Listed records –
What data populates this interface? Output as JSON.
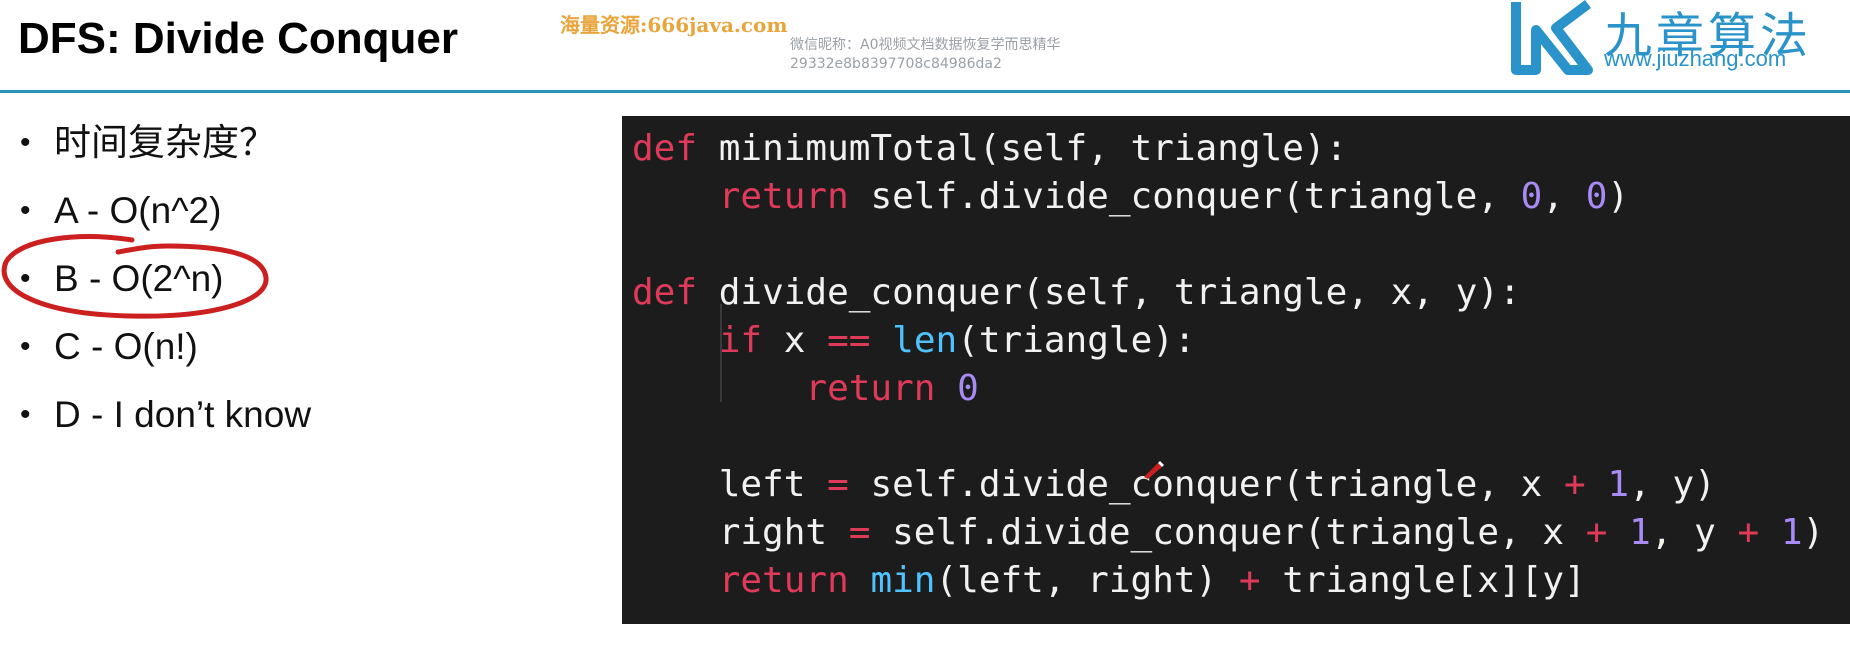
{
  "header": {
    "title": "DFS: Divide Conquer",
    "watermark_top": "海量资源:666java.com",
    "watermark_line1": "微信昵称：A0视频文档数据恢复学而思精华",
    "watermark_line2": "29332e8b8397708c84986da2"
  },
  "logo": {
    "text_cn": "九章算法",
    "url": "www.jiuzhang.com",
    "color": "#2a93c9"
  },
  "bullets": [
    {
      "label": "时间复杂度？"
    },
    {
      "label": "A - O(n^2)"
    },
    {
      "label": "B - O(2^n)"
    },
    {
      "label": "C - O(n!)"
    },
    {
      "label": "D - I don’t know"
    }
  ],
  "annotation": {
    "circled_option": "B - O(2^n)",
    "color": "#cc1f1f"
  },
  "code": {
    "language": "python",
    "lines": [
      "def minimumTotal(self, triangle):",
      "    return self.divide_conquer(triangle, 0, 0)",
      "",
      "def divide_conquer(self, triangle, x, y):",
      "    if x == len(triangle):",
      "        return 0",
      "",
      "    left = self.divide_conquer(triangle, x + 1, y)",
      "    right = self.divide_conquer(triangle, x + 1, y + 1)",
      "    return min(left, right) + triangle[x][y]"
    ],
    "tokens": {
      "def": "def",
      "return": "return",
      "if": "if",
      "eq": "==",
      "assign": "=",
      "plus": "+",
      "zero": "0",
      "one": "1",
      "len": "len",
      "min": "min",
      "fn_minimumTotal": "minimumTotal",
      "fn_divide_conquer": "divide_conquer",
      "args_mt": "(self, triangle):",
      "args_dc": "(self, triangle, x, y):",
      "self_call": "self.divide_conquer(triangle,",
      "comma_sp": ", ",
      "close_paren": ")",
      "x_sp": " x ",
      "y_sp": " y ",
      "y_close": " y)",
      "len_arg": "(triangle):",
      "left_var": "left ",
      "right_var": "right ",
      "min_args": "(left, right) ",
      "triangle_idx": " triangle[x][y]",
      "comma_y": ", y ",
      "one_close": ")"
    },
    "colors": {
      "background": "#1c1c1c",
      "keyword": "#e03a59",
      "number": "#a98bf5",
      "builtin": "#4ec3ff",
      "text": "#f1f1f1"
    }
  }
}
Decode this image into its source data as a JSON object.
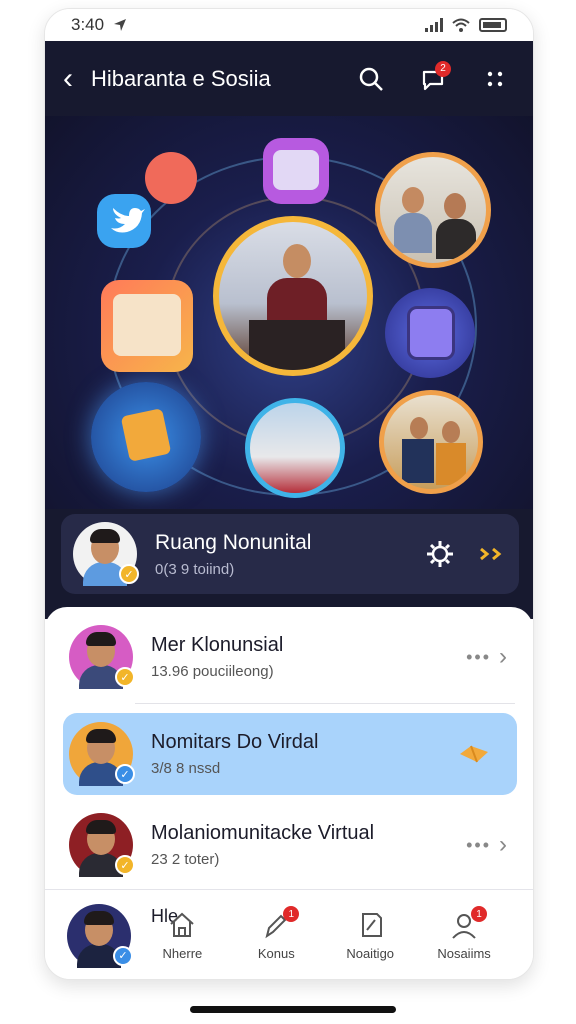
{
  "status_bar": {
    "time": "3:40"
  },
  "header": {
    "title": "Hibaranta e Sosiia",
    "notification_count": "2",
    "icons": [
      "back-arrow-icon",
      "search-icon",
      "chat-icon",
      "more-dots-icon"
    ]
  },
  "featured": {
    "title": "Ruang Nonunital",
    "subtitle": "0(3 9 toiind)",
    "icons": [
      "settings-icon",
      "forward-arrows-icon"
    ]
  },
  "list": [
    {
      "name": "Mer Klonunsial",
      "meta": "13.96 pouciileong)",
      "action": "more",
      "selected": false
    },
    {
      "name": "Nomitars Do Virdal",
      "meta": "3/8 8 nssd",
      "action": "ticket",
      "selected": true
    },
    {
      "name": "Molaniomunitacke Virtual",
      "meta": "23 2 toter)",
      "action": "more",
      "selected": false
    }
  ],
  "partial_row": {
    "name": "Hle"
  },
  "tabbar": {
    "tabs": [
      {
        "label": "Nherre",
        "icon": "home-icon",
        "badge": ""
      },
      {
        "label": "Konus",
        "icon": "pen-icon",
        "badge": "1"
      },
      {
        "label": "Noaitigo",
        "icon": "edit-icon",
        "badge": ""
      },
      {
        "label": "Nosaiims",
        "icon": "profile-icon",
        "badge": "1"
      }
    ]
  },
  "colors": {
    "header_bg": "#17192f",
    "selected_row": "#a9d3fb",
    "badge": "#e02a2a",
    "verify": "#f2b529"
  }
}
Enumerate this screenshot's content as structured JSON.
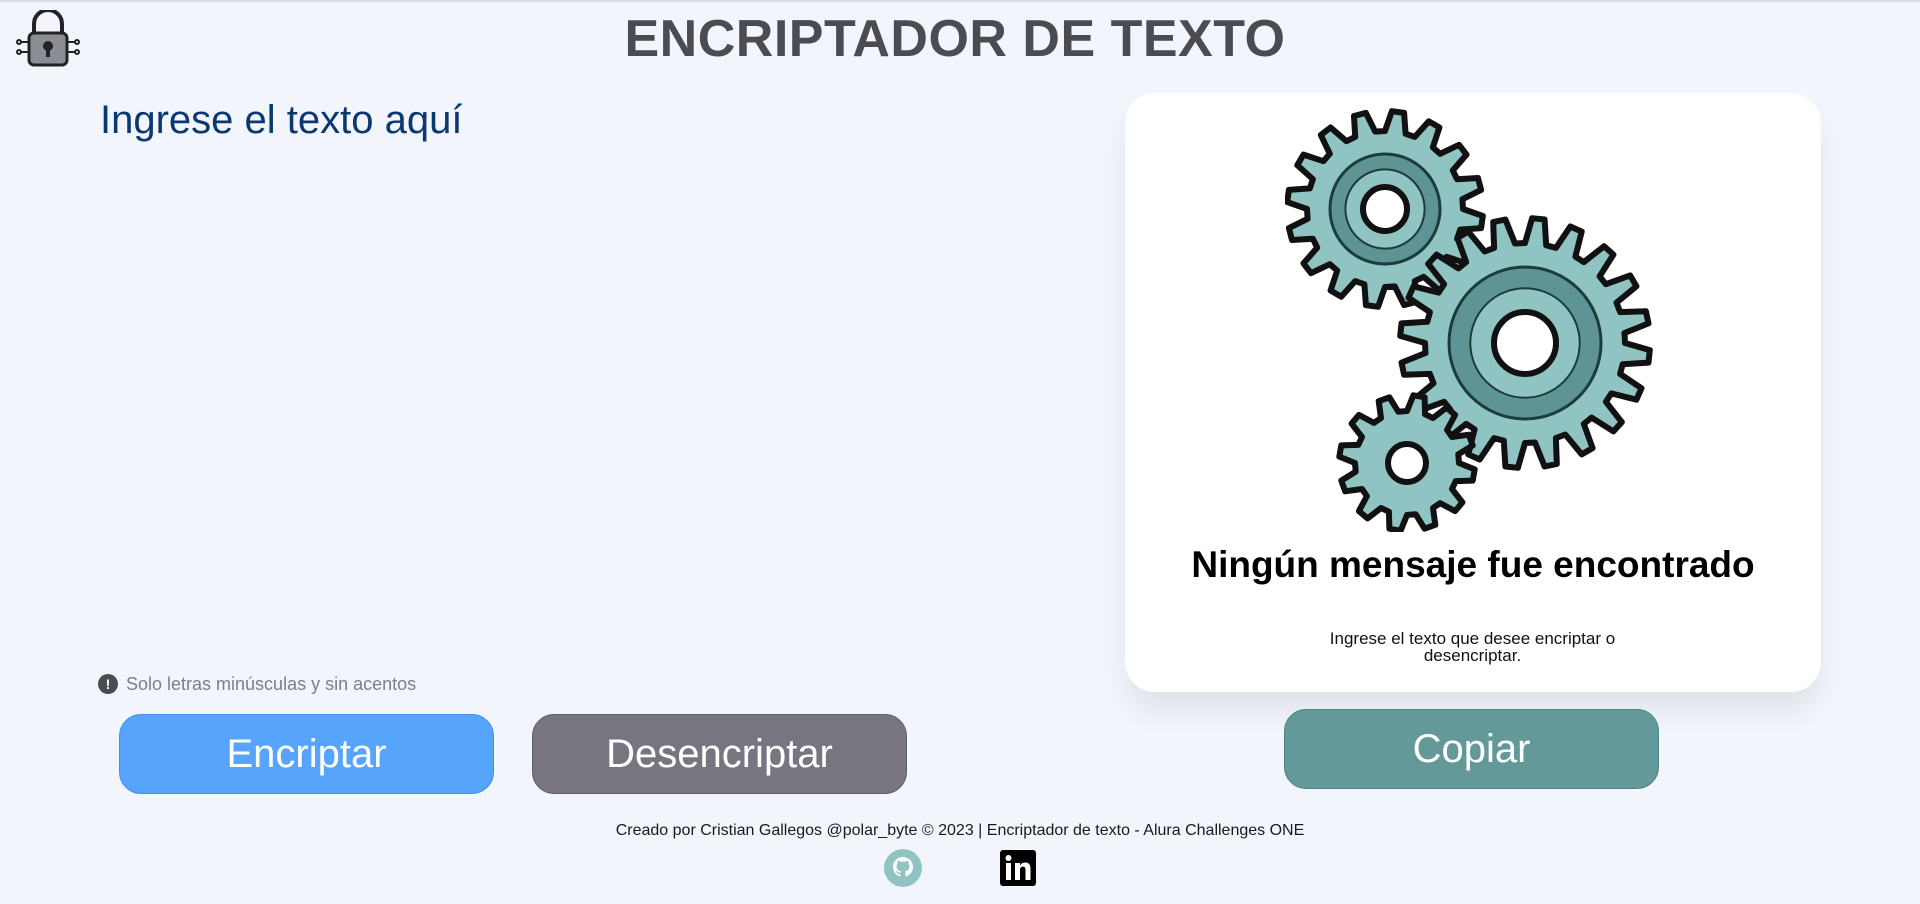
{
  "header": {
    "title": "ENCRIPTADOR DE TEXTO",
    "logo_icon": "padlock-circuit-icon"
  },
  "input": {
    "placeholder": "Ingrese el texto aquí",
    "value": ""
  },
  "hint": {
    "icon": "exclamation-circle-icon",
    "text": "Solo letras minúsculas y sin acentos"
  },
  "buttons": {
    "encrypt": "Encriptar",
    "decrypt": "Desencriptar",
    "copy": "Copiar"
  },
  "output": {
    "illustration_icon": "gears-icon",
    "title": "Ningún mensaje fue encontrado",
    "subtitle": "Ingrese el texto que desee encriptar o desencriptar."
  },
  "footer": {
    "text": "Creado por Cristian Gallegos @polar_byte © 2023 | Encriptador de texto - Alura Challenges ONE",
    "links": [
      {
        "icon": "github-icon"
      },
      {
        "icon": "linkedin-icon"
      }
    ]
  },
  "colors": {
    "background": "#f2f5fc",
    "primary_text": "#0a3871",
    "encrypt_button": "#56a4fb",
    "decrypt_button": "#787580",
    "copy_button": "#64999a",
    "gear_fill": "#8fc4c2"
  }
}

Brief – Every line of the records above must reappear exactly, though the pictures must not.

Result –
What data populates this interface? Output as JSON.
{
  "header": {
    "title": "DFS: Divide Conquer",
    "watermark_top": "海量资源:666java.com",
    "watermark_line1": "微信昵称：A0视频文档数据恢复学而思精华",
    "watermark_line2": "29332e8b8397708c84986da2"
  },
  "logo": {
    "text_cn": "九章算法",
    "url": "www.jiuzhang.com",
    "color": "#2a93c9"
  },
  "bullets": [
    {
      "label": "时间复杂度？"
    },
    {
      "label": "A - O(n^2)"
    },
    {
      "label": "B - O(2^n)"
    },
    {
      "label": "C - O(n!)"
    },
    {
      "label": "D - I don’t know"
    }
  ],
  "annotation": {
    "circled_option": "B - O(2^n)",
    "color": "#cc1f1f"
  },
  "code": {
    "language": "python",
    "lines": [
      "def minimumTotal(self, triangle):",
      "    return self.divide_conquer(triangle, 0, 0)",
      "",
      "def divide_conquer(self, triangle, x, y):",
      "    if x == len(triangle):",
      "        return 0",
      "",
      "    left = self.divide_conquer(triangle, x + 1, y)",
      "    right = self.divide_conquer(triangle, x + 1, y + 1)",
      "    return min(left, right) + triangle[x][y]"
    ],
    "tokens": {
      "def": "def",
      "return": "return",
      "if": "if",
      "eq": "==",
      "assign": "=",
      "plus": "+",
      "zero": "0",
      "one": "1",
      "len": "len",
      "min": "min",
      "fn_minimumTotal": "minimumTotal",
      "fn_divide_conquer": "divide_conquer",
      "args_mt": "(self, triangle):",
      "args_dc": "(self, triangle, x, y):",
      "self_call": "self.divide_conquer(triangle,",
      "comma_sp": ", ",
      "close_paren": ")",
      "x_sp": " x ",
      "y_sp": " y ",
      "y_close": " y)",
      "len_arg": "(triangle):",
      "left_var": "left ",
      "right_var": "right ",
      "min_args": "(left, right) ",
      "triangle_idx": " triangle[x][y]",
      "comma_y": ", y ",
      "one_close": ")"
    },
    "colors": {
      "background": "#1c1c1c",
      "keyword": "#e03a59",
      "number": "#a98bf5",
      "builtin": "#4ec3ff",
      "text": "#f1f1f1"
    }
  }
}
Decode this image into its source data as a JSON object.
{
  "status_bar": {
    "time": "3:40"
  },
  "header": {
    "title": "Hibaranta e Sosiia",
    "notification_count": "2",
    "icons": [
      "back-arrow-icon",
      "search-icon",
      "chat-icon",
      "more-dots-icon"
    ]
  },
  "featured": {
    "title": "Ruang Nonunital",
    "subtitle": "0(3 9 toiind)",
    "icons": [
      "settings-icon",
      "forward-arrows-icon"
    ]
  },
  "list": [
    {
      "name": "Mer Klonunsial",
      "meta": "13.96 pouciileong)",
      "action": "more",
      "selected": false
    },
    {
      "name": "Nomitars Do Virdal",
      "meta": "3/8 8 nssd",
      "action": "ticket",
      "selected": true
    },
    {
      "name": "Molaniomunitacke Virtual",
      "meta": "23 2 toter)",
      "action": "more",
      "selected": false
    }
  ],
  "partial_row": {
    "name": "Hle"
  },
  "tabbar": {
    "tabs": [
      {
        "label": "Nherre",
        "icon": "home-icon",
        "badge": ""
      },
      {
        "label": "Konus",
        "icon": "pen-icon",
        "badge": "1"
      },
      {
        "label": "Noaitigo",
        "icon": "edit-icon",
        "badge": ""
      },
      {
        "label": "Nosaiims",
        "icon": "profile-icon",
        "badge": "1"
      }
    ]
  },
  "colors": {
    "header_bg": "#17192f",
    "selected_row": "#a9d3fb",
    "badge": "#e02a2a",
    "verify": "#f2b529"
  }
}
Enumerate this screenshot's content as structured JSON.
{
  "header": {
    "title": "ENCRIPTADOR DE TEXTO",
    "logo_icon": "padlock-circuit-icon"
  },
  "input": {
    "placeholder": "Ingrese el texto aquí",
    "value": ""
  },
  "hint": {
    "icon": "exclamation-circle-icon",
    "text": "Solo letras minúsculas y sin acentos"
  },
  "buttons": {
    "encrypt": "Encriptar",
    "decrypt": "Desencriptar",
    "copy": "Copiar"
  },
  "output": {
    "illustration_icon": "gears-icon",
    "title": "Ningún mensaje fue encontrado",
    "subtitle": "Ingrese el texto que desee encriptar o desencriptar."
  },
  "footer": {
    "text": "Creado por Cristian Gallegos @polar_byte © 2023 | Encriptador de texto - Alura Challenges ONE",
    "links": [
      {
        "icon": "github-icon"
      },
      {
        "icon": "linkedin-icon"
      }
    ]
  },
  "colors": {
    "background": "#f2f5fc",
    "primary_text": "#0a3871",
    "encrypt_button": "#56a4fb",
    "decrypt_button": "#787580",
    "copy_button": "#64999a",
    "gear_fill": "#8fc4c2"
  }
}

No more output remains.